Prolonged heavy nicotine use has a negative effect on day-to-day memory, according to research.
Researchers claim that smoking is detrimental to memory
Researchers from five universities asked smokers and non-smokers to rate their long-term memory, for example remembering to send birthday cards.
They found that smoking significantly impaired memory, with heavy smokers reporting the most errors.
The survey was carried out by teams from Newcastle, Wales, Northumbria, Westminster and Teesside universities.
The survey involved more than 700 people.
Researcher Dr Tom Heffernan, of the human cognitive neuroscience unit at Northumbria University, also tested everyday memory including remembering where people had put things.
The teams also took into consideration how much people smoked - a heavy smoker was classed as having more than 15 cigarettes a week and a light smoker between one and four cigarettes a week.
Dr Heffernan said: "The result of the study revealed that smokers reported more errors in their long-term memory than non-smokers with an additional difference between non-smokers and heavy smokers.
"There was also a significant detrimental effect of cigarette use on everyday memory function.
"For example a typical heavy smoker reported 22% more memory-related problems than a non smoker and around 12% more problems than those who smoked only relatively a small number of cigarettes.
"It is concluded that chronic, heavy smoking is associated with impairments in everyday memory, although the precise nature of the deficits are as yet unknown."
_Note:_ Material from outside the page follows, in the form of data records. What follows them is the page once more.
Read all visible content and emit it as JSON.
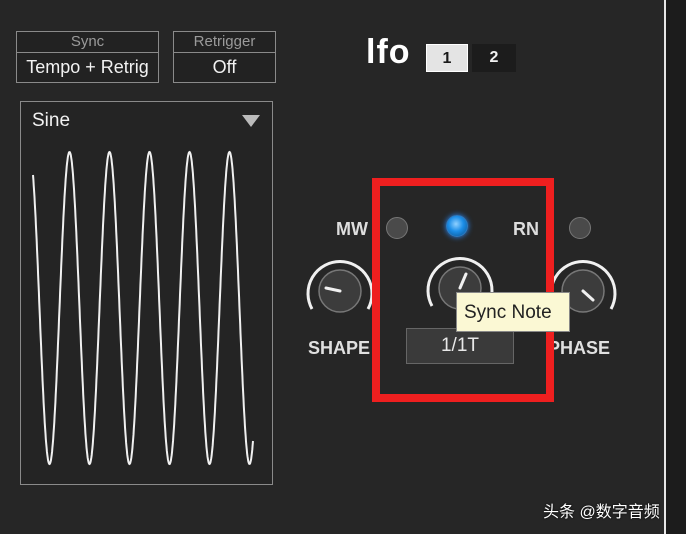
{
  "sync": {
    "title": "Sync",
    "value": "Tempo + Retrig"
  },
  "retrigger": {
    "title": "Retrigger",
    "value": "Off"
  },
  "lfo": {
    "title": "lfo",
    "tabs": [
      {
        "label": "1",
        "active": true
      },
      {
        "label": "2",
        "active": false
      }
    ]
  },
  "waveform": {
    "label": "Sine",
    "cycles": 5.5
  },
  "mod": {
    "mw_label": "MW",
    "rn_label": "RN",
    "sync_led_active": true
  },
  "knobs": {
    "shape": {
      "label": "SHAPE"
    },
    "phase": {
      "label": "PHASE"
    }
  },
  "sync_note": {
    "value": "1/1T",
    "tooltip": "Sync Note"
  },
  "colors": {
    "highlight": "#ee1f1f",
    "led_on": "#1c8ee8",
    "tooltip_bg": "#fbf8d4"
  },
  "watermark": "头条 @数字音频"
}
The research was carried out via an internet questionnaire and published in scientific journal Drug and Alcohol Dependence.